Financial Instability. All businesses go through up’s and down’s and analyzing a potential franchise’s financial records is a necessary part of your due diligence. The Franchise Disclosure Document should provide you with net profits, geographic relevance, franchisee backgrounds, average incomes, gross sales, financial statements, royalty information and bankruptcy history. Using this information, you should be able to determine how the franchise is doing financially and what the future looks like. Past behavior is an excellent predicator of future behavior and if you reveal anything sketchy during your research, do not put yourself at risk by signing on with this franchisor.
Longevity but few franchises. If the franchise itself has been around for a while but they have fewer franchises than expected, this is something to take note of. Not having many franchises in the face of a seemingly perfect offering means there is something else at play that is causing franchisees to bail. Oftentimes, the franchisor will place a gag order on past franchisees to ensure they are not able to tarnish their name or warn potential franchisees. A quick internet search may reveal a few things about past franchisees and give you some insight as to how things are handled when a franchisee becomes unhappy. Depending on the nature of the business, this could vary but not having many franchises in combination with any of these other red flags is definitely something to be wary of.

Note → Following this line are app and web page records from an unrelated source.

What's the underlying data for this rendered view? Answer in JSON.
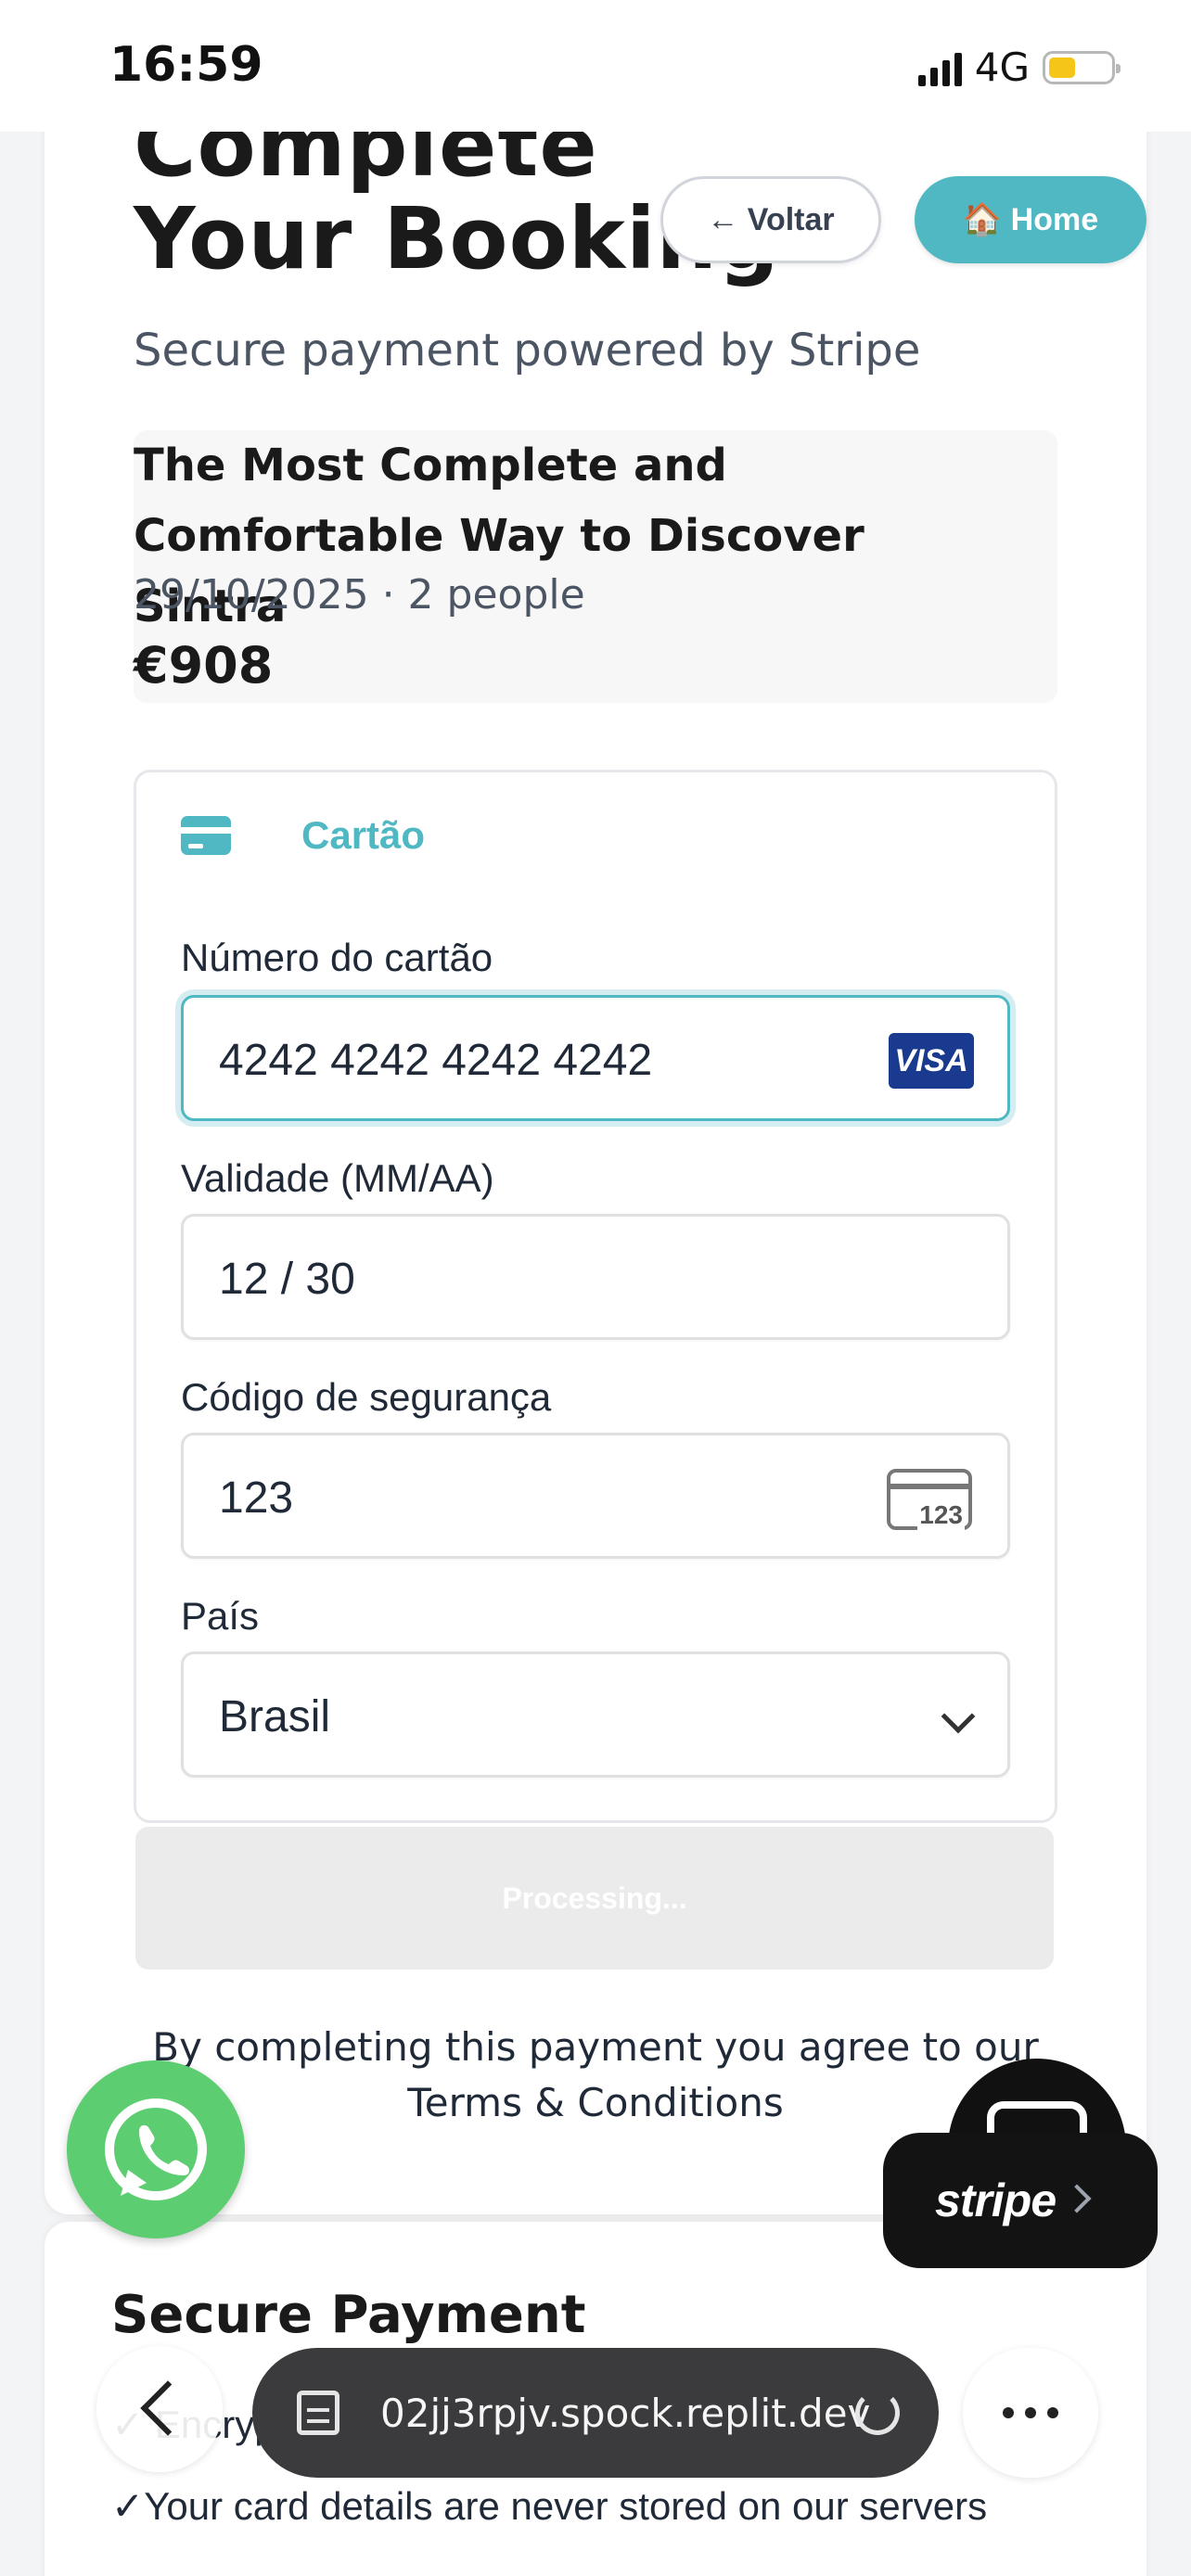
{
  "status_bar": {
    "time": "16:59",
    "network": "4G"
  },
  "header": {
    "title": "Complete Your Booking",
    "subtitle": "Secure payment powered by Stripe",
    "back_button": "← Voltar",
    "home_button": "🏠 Home"
  },
  "booking_summary": {
    "tour_title": "The Most Complete and Comfortable Way to Discover Sintra",
    "meta": "29/10/2025 · 2 people",
    "price": "€908"
  },
  "payment_form": {
    "method_tab": "Cartão",
    "card_number_label": "Número do cartão",
    "card_number_value": "4242 4242 4242 4242",
    "card_brand": "VISA",
    "expiry_label": "Validade (MM/AA)",
    "expiry_value": "12 / 30",
    "cvc_label": "Código de segurança",
    "cvc_value": "123",
    "cvc_icon_text": "123",
    "country_label": "País",
    "country_value": "Brasil",
    "submit_button": "Processing..."
  },
  "terms": {
    "line1": "By completing this payment you agree to our",
    "line2": "Terms & Conditions"
  },
  "stripe_badge": {
    "label": "stripe"
  },
  "secure_payment": {
    "title": "Secure Payment",
    "item_partial": "✓ Encrypted",
    "item_stored": "✓Your card details are never stored on our servers"
  },
  "browser": {
    "url": "02jj3rpjv.spock.replit.dev"
  },
  "colors": {
    "accent": "#4fb8c3",
    "whatsapp": "#5dcd71",
    "visa": "#1a3a8f"
  },
  "icons": [
    "card-icon",
    "visa-logo",
    "cvc-card-icon",
    "chevron-down-icon",
    "whatsapp-icon",
    "chat-icon",
    "back-icon",
    "tabs-icon",
    "reload-icon",
    "more-icon"
  ]
}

Many successful entrepreneurs begin their careers by buying into a franchise. A proven business model, network of franchisees, and a time-tested product can majorly assist in the road to owning a business. But no matter how great a franchise appears to be, arm yourself with as much information as possible so that you can make an educated decision. Like any major milestone, purchasing a franchise is life changing and before locking yourself in, do your homework to make sure the franchisor is supportive, stable and successful. Many of our intermediaries (myself included) have owned franchises and we have also helped dozens of small business owners buy and sell franchises of their very own. You can also find out what franchised businesses we currently have up for sale. We applaud you for taking the first steps to making your dream of owning a business a reality and hope that this article can help you find the right franchising fit for you.